• [To do]:
Among the entries, find each line that includes the string "this" and list it.

##### Material provided #####

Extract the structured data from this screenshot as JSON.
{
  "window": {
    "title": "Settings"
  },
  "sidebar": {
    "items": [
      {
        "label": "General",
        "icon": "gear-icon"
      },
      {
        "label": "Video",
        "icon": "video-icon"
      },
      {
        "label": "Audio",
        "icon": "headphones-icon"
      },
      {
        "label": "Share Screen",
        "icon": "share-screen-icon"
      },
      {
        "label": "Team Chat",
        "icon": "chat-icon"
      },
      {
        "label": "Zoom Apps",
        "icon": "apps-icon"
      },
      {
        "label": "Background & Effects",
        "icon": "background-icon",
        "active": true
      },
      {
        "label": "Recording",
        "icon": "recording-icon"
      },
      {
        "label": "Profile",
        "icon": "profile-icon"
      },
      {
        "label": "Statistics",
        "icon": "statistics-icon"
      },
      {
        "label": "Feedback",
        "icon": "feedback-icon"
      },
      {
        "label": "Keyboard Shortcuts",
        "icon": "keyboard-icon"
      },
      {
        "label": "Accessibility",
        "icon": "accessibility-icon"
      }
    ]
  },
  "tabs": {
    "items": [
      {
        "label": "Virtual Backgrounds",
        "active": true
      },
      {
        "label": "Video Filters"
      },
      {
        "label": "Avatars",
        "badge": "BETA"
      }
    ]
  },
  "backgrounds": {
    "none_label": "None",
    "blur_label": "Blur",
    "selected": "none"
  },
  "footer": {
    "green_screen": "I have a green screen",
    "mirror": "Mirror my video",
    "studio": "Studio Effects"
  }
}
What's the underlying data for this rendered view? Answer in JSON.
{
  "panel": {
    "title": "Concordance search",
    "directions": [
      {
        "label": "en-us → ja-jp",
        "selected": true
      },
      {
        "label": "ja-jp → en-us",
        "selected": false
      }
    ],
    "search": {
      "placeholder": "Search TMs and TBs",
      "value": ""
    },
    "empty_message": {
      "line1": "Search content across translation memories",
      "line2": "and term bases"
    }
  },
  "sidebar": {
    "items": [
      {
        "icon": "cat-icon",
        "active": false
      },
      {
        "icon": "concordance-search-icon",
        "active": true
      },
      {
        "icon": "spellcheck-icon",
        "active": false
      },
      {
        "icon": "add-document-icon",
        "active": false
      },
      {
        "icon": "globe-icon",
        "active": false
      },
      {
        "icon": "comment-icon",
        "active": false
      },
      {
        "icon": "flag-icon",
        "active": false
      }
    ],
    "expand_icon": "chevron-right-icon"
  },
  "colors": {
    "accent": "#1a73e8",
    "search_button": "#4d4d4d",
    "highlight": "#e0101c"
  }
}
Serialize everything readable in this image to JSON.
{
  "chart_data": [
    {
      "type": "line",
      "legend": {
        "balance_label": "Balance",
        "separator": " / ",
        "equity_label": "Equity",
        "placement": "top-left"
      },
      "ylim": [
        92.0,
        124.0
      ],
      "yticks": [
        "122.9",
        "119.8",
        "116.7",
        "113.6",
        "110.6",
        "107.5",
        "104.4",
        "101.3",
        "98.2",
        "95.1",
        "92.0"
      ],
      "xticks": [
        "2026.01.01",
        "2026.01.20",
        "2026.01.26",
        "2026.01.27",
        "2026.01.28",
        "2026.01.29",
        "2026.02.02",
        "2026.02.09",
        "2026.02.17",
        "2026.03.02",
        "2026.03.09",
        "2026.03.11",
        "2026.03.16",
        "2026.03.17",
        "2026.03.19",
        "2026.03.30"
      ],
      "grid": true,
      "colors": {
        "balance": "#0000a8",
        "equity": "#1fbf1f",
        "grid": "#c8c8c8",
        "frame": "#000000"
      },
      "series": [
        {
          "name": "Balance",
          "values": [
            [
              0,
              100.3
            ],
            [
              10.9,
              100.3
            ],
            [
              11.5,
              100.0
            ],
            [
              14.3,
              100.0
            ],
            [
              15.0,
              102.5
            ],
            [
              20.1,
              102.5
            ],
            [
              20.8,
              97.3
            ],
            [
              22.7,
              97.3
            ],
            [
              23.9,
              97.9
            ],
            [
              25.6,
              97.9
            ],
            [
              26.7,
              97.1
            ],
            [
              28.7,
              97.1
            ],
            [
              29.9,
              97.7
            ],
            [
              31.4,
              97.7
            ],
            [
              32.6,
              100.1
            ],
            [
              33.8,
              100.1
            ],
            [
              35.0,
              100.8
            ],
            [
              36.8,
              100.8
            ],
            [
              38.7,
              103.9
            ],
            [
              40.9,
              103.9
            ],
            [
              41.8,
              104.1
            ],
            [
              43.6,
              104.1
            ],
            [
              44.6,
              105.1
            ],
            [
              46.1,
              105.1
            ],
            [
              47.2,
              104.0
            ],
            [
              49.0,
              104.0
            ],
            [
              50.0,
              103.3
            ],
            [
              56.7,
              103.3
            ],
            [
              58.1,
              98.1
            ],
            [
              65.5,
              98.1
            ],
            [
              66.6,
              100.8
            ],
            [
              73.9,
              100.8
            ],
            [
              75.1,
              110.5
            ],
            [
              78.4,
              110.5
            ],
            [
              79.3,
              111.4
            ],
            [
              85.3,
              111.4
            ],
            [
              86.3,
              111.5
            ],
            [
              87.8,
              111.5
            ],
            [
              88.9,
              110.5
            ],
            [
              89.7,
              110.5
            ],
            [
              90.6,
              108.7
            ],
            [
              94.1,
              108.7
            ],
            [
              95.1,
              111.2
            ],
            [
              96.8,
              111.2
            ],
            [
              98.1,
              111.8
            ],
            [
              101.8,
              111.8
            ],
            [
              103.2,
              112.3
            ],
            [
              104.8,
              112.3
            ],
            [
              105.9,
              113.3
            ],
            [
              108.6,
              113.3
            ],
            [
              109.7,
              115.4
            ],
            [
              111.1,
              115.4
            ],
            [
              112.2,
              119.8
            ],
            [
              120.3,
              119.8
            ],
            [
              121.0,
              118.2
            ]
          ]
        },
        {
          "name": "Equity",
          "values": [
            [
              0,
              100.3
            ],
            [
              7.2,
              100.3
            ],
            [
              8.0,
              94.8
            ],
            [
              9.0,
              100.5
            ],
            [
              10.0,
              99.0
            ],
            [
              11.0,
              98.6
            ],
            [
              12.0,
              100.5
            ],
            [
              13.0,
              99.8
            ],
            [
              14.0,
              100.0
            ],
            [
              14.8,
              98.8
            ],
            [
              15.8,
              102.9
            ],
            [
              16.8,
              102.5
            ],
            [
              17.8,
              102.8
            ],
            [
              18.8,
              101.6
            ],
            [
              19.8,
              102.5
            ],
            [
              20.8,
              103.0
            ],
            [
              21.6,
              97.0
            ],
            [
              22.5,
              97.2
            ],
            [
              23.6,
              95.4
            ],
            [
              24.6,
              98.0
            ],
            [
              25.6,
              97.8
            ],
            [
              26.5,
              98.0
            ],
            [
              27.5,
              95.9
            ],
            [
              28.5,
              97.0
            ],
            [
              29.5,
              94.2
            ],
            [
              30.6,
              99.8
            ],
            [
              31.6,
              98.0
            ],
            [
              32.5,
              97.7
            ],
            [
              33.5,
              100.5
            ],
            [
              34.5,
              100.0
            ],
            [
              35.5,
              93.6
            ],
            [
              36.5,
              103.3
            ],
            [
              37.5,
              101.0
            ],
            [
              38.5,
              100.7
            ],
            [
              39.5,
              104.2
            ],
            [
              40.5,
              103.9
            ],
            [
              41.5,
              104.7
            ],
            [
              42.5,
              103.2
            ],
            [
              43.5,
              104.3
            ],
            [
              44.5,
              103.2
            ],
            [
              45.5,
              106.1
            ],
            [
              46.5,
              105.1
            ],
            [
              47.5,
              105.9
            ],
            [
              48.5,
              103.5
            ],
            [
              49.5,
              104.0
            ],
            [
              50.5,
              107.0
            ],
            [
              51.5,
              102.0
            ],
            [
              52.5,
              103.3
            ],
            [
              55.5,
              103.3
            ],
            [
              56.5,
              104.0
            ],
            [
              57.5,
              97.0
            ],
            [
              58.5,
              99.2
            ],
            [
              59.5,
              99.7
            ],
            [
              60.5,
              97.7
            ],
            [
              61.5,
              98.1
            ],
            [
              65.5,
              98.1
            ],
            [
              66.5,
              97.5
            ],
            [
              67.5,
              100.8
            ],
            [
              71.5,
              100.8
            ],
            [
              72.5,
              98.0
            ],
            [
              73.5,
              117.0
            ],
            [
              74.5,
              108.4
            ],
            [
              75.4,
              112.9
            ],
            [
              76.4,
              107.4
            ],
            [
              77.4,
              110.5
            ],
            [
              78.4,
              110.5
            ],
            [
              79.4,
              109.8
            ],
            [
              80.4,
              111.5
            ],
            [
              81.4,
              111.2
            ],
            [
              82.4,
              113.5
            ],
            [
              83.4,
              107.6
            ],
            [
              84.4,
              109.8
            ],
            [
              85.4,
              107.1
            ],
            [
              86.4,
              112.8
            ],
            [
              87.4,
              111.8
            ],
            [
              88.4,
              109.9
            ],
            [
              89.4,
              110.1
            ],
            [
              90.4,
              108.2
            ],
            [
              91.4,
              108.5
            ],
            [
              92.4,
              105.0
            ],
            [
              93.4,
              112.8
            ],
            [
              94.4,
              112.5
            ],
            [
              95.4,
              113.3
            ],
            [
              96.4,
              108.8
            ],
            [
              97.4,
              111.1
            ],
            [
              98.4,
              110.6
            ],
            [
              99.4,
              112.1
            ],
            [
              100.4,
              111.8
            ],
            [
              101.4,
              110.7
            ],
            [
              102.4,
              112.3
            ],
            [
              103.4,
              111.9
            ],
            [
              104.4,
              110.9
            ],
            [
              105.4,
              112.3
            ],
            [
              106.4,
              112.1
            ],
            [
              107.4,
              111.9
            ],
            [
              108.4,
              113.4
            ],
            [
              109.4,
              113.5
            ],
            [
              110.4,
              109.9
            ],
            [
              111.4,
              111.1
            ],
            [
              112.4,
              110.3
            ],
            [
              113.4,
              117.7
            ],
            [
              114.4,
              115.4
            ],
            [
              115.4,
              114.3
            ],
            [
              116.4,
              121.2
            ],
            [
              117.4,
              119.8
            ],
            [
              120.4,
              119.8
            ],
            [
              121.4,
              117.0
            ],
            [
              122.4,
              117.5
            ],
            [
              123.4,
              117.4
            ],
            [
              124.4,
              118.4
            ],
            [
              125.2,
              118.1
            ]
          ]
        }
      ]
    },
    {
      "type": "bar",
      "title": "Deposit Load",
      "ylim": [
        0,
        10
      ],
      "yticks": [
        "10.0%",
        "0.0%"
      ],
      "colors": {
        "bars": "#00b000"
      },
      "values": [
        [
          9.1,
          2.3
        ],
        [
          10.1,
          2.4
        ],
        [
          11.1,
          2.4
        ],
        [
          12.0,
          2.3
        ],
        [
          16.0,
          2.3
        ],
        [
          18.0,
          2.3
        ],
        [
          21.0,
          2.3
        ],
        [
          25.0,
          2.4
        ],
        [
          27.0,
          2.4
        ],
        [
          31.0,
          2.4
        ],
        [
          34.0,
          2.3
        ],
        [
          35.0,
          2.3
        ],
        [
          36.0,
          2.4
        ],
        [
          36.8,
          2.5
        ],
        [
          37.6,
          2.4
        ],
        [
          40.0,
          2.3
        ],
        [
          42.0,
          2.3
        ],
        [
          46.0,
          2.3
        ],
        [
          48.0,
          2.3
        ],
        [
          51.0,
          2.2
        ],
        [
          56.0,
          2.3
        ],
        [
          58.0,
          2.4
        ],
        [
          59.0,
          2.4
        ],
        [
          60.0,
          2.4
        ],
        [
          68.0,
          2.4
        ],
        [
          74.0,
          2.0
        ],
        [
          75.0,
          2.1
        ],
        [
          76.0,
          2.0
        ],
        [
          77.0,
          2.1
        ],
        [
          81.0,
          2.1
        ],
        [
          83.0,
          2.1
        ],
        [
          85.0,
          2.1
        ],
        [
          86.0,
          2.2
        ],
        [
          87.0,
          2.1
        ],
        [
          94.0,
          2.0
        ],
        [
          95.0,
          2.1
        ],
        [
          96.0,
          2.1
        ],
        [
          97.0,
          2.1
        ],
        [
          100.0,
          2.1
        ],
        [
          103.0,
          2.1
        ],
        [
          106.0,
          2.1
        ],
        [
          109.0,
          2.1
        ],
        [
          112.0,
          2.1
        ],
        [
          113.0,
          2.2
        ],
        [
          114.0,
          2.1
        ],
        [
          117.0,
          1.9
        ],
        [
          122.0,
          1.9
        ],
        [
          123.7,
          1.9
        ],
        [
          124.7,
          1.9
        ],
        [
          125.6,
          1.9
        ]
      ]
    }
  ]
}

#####
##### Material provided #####

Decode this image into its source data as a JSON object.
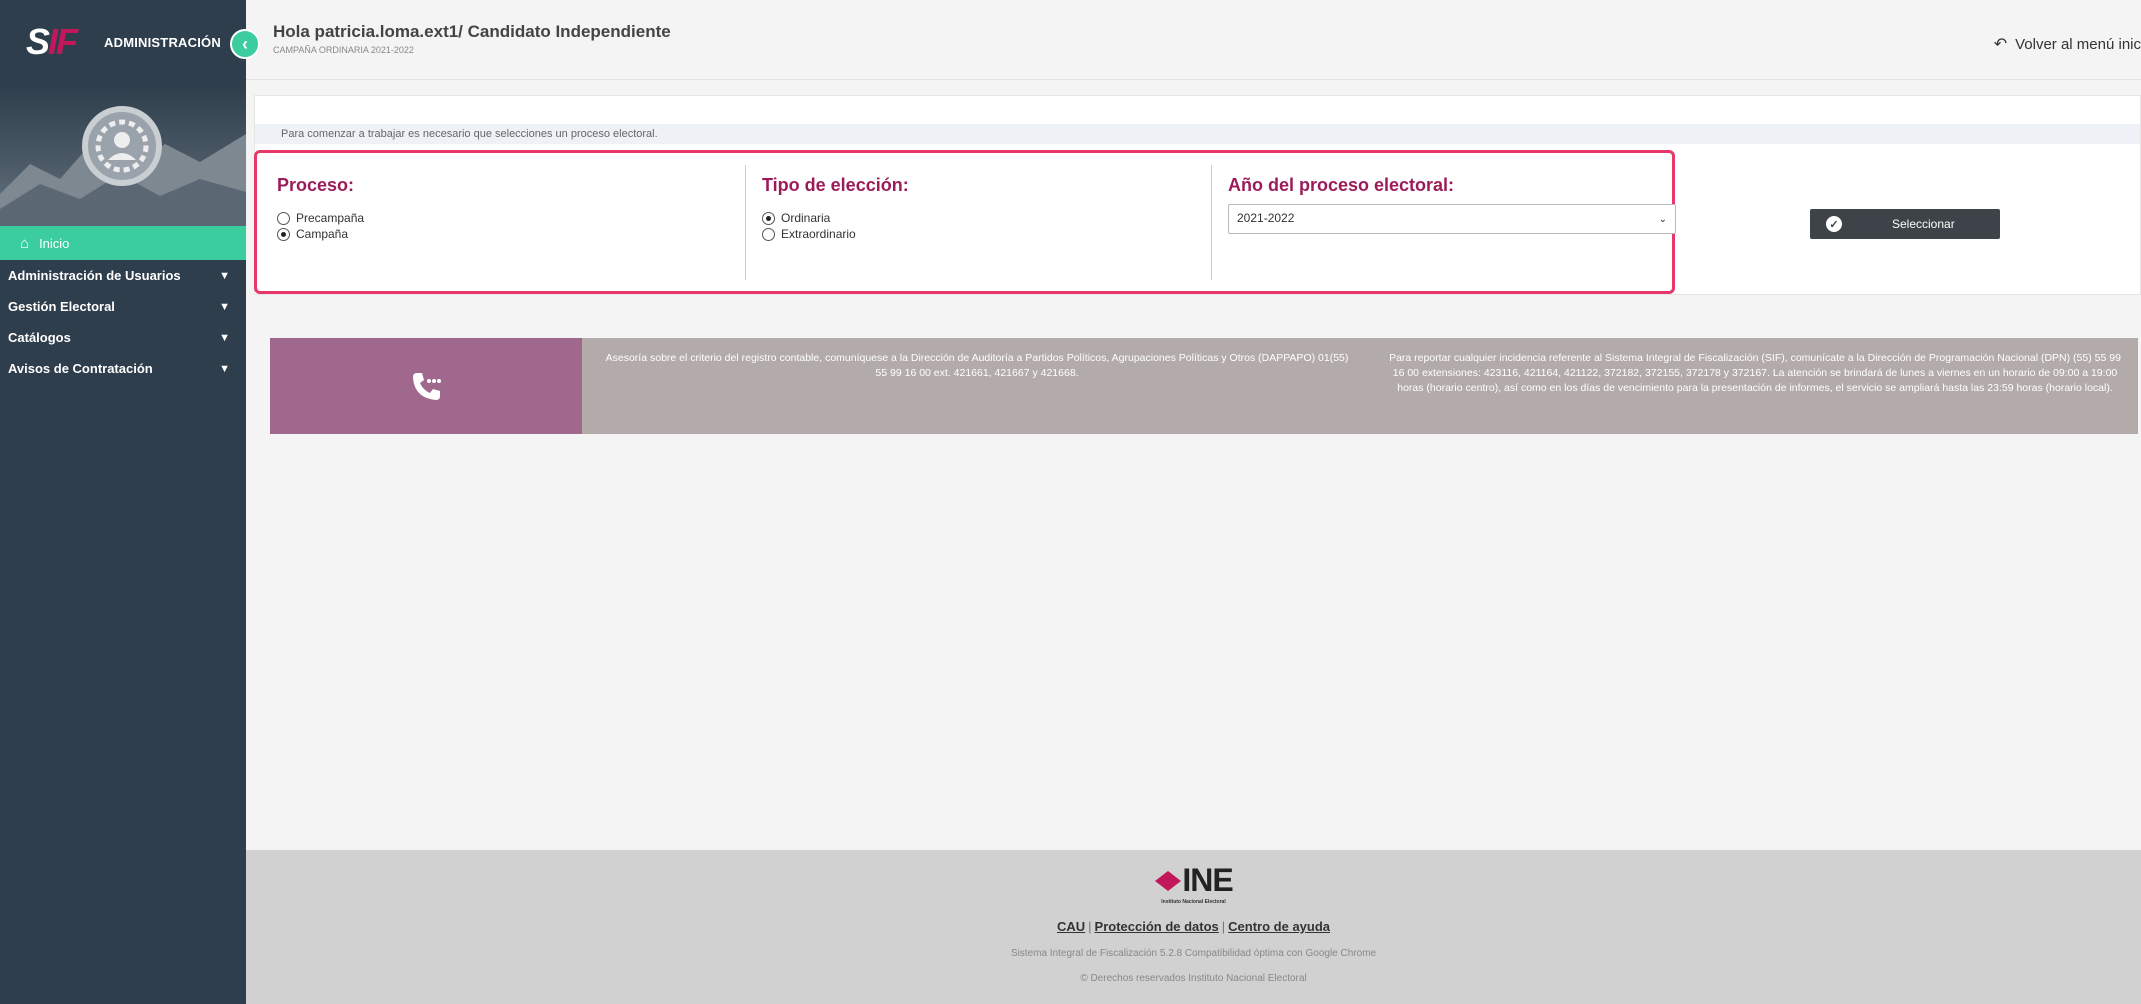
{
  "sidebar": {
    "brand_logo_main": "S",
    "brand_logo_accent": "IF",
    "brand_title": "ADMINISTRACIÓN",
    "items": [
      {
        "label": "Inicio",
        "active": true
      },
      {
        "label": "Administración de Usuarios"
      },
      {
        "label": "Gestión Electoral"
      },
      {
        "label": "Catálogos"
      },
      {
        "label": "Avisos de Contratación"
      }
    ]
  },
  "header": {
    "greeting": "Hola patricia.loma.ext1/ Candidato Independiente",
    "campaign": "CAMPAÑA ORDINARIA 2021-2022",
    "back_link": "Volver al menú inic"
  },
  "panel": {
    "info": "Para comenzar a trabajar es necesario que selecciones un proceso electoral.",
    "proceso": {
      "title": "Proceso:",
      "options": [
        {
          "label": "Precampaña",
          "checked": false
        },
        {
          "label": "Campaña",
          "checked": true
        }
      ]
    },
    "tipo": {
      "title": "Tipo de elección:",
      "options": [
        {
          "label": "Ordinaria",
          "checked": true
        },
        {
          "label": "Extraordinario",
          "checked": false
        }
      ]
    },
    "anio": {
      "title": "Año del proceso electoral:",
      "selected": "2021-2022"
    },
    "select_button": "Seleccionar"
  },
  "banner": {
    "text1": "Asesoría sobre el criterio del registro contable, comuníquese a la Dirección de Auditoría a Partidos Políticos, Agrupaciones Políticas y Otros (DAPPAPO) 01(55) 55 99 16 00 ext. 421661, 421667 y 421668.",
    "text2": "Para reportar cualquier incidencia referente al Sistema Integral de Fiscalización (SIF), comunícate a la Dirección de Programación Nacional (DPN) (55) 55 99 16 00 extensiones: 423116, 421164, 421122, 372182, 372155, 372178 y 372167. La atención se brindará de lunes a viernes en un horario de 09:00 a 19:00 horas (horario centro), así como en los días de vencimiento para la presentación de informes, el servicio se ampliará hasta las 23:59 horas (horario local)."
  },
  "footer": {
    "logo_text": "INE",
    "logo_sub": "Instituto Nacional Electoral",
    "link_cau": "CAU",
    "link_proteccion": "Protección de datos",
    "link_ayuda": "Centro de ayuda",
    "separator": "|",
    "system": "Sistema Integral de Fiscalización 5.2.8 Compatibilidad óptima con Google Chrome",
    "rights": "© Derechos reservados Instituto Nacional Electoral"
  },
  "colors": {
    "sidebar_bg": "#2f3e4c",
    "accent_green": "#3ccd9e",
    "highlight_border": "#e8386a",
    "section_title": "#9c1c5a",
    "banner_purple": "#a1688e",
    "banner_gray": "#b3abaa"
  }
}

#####
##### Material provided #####

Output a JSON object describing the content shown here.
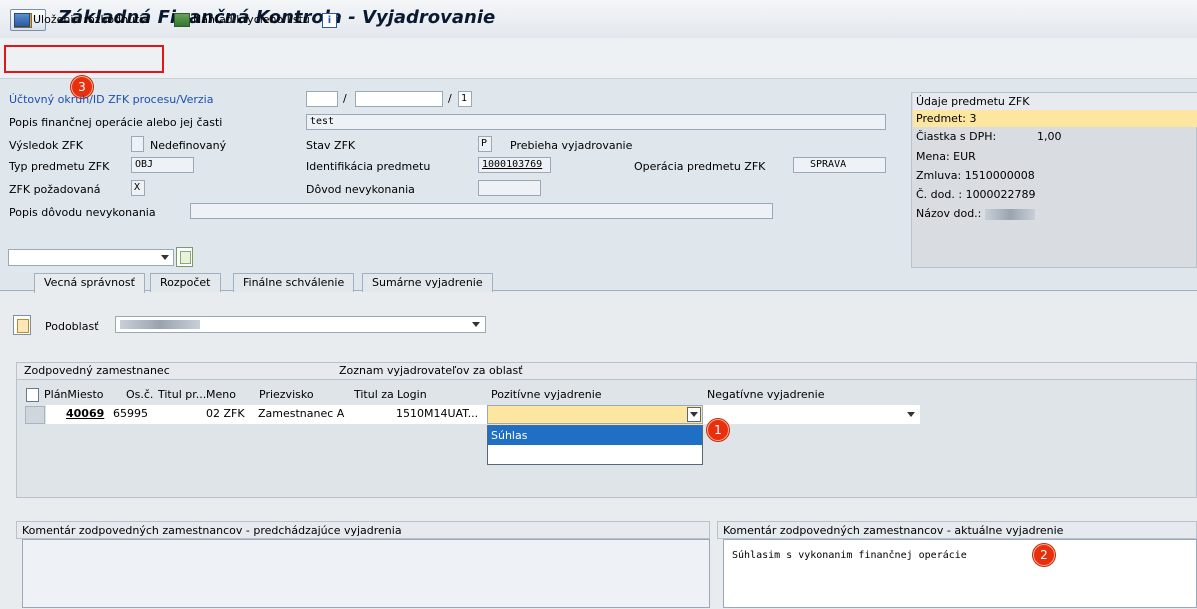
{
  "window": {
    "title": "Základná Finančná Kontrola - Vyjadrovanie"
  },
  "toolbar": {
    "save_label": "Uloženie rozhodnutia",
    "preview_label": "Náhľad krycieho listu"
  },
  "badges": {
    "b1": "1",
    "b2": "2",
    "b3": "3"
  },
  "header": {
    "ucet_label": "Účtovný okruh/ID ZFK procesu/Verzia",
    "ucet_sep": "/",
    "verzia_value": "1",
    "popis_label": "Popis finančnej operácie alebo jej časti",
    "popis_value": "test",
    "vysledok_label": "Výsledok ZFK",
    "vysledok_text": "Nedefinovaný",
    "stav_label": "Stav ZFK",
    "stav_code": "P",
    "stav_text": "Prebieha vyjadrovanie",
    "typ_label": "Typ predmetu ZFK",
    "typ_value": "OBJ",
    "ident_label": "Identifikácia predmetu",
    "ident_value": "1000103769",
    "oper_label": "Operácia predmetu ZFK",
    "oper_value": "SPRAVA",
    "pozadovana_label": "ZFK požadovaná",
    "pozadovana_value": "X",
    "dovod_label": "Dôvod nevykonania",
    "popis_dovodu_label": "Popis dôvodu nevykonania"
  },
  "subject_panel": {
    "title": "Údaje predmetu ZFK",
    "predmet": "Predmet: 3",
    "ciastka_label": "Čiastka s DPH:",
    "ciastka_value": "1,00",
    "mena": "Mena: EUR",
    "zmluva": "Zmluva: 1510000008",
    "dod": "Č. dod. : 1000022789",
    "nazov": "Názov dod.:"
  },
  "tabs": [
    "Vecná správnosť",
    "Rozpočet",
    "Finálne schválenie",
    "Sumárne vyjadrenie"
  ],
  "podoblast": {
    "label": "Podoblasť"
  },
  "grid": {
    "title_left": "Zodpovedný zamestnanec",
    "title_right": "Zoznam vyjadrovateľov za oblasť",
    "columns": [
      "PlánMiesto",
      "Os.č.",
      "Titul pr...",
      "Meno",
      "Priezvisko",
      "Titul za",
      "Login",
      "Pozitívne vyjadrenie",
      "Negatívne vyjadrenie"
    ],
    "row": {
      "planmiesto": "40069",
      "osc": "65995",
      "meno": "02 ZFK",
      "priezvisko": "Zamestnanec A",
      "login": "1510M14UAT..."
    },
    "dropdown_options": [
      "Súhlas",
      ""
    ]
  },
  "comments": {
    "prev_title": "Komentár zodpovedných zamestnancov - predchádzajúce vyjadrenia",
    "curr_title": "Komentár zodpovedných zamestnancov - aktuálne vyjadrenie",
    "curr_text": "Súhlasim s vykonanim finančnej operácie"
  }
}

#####

• [Task output]:
Extract the structured data from this screenshot as JSON.
What's the underlying data for this rendered view? Answer in JSON.
Serialize everything readable in this image to JSON.
Decode this image into its source data as a JSON object.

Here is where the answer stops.